BEGIN DATA FOR REVIEW

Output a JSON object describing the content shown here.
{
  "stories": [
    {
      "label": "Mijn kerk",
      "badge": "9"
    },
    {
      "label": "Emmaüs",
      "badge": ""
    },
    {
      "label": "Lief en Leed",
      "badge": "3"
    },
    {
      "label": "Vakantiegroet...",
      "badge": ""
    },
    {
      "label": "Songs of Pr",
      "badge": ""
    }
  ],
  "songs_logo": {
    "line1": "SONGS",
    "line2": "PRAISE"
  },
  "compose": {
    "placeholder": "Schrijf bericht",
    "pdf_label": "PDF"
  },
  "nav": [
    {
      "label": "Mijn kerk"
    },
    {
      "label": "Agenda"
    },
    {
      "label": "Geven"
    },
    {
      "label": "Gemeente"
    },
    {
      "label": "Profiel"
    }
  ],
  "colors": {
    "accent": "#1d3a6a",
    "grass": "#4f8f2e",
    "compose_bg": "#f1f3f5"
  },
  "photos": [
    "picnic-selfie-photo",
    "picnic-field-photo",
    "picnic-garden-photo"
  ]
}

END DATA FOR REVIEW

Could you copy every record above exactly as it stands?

Output a JSON object describing the content shown here.
{
  "stories": [
    {
      "label": "Mijn kerk",
      "badge": "9"
    },
    {
      "label": "Emmaüs",
      "badge": ""
    },
    {
      "label": "Lief en Leed",
      "badge": "3"
    },
    {
      "label": "Vakantiegroet...",
      "badge": ""
    },
    {
      "label": "Songs of Pr",
      "badge": ""
    }
  ],
  "songs_logo": {
    "line1": "SONGS",
    "line2": "PRAISE"
  },
  "compose": {
    "placeholder": "Schrijf bericht",
    "pdf_label": "PDF"
  },
  "nav": [
    {
      "label": "Mijn kerk"
    },
    {
      "label": "Agenda"
    },
    {
      "label": "Geven"
    },
    {
      "label": "Gemeente"
    },
    {
      "label": "Profiel"
    }
  ],
  "colors": {
    "accent": "#1d3a6a",
    "grass": "#4f8f2e",
    "compose_bg": "#f1f3f5"
  },
  "photos": [
    "picnic-selfie-photo",
    "picnic-field-photo",
    "picnic-garden-photo"
  ]
}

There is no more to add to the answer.